▶ **Work instructions**:
Retrieve each line that contains the word "press" from the entries below.

▶ **Provided material**:

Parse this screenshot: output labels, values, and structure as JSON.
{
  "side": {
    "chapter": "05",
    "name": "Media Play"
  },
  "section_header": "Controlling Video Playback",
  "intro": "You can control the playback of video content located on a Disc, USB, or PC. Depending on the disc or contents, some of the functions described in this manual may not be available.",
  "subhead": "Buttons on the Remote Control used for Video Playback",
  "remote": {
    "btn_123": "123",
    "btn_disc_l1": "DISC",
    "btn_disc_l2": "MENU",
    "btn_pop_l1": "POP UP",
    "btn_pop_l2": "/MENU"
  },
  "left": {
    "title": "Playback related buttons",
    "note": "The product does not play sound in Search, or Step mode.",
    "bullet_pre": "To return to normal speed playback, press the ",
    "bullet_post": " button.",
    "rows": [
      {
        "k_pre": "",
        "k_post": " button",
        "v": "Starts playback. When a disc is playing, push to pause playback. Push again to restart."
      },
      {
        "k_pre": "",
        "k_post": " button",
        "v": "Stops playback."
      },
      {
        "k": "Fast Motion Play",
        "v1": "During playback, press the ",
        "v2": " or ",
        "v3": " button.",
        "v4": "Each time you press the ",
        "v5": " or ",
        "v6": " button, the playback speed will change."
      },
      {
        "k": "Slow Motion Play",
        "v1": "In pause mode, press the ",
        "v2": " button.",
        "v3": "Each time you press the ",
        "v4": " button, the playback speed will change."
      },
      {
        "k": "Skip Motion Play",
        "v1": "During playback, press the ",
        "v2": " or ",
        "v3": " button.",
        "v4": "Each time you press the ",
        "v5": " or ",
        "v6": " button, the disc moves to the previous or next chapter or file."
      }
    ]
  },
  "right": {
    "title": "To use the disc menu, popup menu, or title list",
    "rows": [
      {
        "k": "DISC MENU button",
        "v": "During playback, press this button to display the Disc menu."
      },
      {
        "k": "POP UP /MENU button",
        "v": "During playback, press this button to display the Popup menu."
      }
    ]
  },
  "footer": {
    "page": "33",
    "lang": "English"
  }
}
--
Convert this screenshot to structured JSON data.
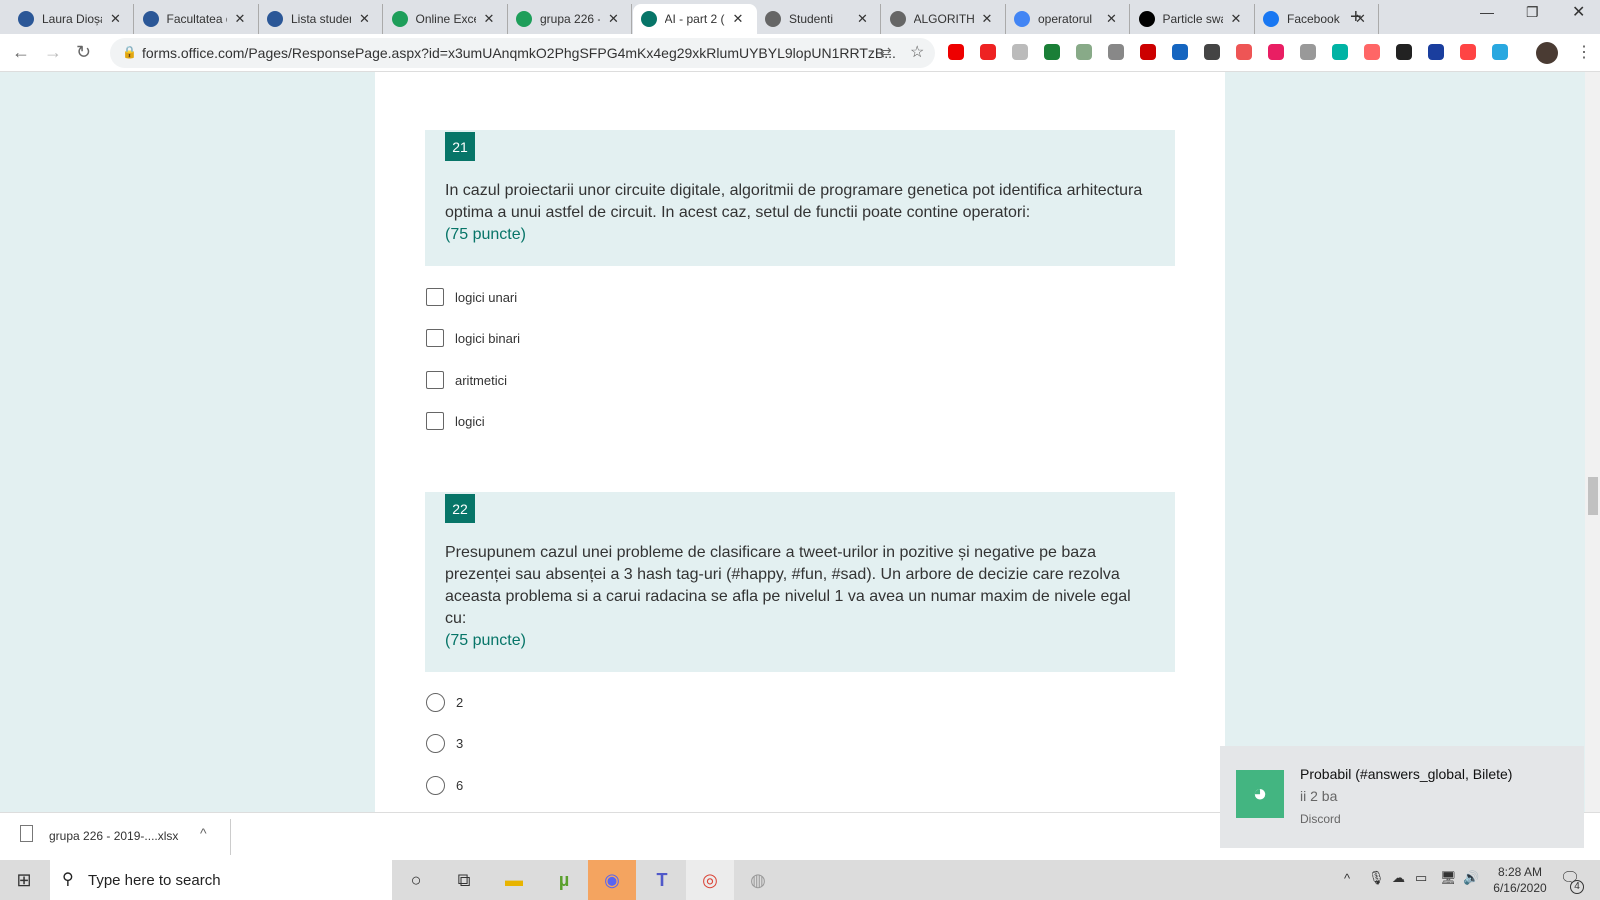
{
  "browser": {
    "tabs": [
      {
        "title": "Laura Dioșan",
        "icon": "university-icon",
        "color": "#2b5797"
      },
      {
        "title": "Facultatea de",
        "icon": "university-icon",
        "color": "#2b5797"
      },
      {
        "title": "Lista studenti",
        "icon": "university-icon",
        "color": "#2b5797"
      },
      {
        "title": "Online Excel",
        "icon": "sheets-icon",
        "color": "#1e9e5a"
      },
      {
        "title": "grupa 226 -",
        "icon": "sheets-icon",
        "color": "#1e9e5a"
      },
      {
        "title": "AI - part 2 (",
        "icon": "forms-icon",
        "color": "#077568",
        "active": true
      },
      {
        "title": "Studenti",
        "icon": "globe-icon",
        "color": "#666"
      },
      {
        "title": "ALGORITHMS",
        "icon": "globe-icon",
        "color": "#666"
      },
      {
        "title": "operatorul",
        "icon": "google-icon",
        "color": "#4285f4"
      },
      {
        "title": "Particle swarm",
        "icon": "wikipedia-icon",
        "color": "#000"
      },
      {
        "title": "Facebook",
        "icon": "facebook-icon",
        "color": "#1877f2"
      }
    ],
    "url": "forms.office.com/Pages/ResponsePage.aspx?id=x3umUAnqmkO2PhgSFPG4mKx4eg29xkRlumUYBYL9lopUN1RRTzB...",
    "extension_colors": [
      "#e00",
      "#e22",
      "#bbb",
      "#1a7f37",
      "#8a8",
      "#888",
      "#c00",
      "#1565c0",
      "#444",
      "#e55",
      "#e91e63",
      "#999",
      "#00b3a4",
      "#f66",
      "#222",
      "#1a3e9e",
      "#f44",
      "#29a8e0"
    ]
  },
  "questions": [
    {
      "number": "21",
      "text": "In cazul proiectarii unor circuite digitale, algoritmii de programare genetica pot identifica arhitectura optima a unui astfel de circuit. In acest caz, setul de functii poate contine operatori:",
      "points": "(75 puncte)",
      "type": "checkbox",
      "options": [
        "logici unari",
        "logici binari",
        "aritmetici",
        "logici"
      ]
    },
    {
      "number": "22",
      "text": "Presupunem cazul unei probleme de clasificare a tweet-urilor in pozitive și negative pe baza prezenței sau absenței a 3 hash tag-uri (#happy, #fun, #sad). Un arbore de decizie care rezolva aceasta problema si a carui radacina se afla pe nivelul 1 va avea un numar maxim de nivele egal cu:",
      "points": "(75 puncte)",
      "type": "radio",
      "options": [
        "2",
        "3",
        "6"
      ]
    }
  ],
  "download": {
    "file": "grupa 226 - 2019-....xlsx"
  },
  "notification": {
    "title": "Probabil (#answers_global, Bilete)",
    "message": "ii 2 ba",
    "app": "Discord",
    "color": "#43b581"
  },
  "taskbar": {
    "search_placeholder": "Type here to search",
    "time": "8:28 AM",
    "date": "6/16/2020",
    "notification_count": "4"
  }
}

▶ **Exercise solution**:
    "bullet_pre": "To return to normal speed playback, press the ",
        "v1": "During playback, press the ",
        "v4": "Each time you press the ",
        "v1": "In pause mode, press the ",
        "v3": "Each time you press the ",
        "v1": "During playback, press the ",
        "v4": "Each time you press the ",
        "v": "During playback, press this button to display the Disc menu."
        "v": "During playback, press this button to display the Popup menu."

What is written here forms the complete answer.